* Exercise goal *
Pull every line holding the string "name" from the records below.

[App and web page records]
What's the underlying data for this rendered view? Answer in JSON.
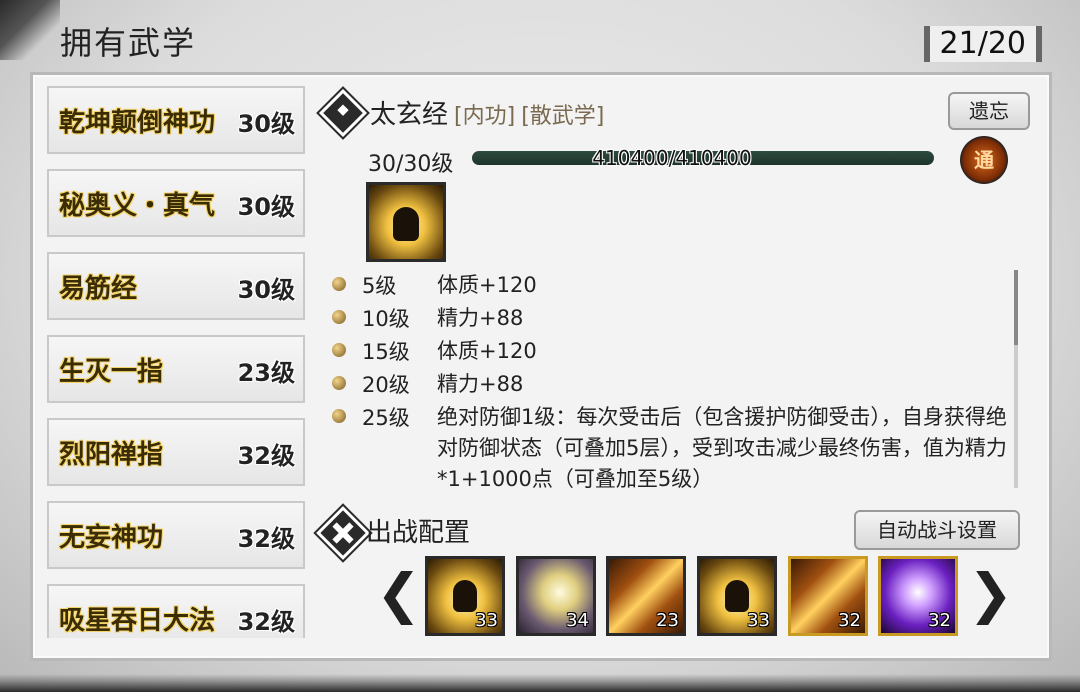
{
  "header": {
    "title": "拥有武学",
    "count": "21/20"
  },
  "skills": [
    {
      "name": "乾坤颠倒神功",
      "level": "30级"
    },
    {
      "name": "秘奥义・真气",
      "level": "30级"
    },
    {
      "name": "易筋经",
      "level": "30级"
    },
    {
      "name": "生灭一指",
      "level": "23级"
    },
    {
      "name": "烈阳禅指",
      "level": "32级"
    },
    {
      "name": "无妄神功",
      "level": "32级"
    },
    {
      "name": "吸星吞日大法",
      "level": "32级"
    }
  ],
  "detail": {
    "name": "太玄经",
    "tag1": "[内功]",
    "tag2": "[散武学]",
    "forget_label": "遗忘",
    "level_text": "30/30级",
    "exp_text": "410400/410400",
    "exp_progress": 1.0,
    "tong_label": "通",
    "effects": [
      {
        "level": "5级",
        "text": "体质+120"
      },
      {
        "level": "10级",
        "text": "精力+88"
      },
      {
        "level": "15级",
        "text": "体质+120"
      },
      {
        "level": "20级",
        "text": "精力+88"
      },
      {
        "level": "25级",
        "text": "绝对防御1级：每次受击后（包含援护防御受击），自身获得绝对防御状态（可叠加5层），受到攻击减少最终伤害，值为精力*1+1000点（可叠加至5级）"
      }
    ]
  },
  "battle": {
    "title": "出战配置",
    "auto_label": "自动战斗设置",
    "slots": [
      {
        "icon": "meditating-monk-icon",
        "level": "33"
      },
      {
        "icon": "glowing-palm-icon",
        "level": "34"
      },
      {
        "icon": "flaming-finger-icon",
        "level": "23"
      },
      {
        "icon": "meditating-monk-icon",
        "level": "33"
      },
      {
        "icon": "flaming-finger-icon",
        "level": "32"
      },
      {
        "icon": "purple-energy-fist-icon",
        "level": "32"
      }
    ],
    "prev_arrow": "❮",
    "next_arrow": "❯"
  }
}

* Solution *
      "name": "乾坤颠倒神功",
      "name": "秘奥义・真气",
      "name": "易筋经",
      "name": "生灭一指",
      "name": "烈阳禅指",
      "name": "无妄神功",
      "name": "吸星吞日大法",
    "name": "太玄经",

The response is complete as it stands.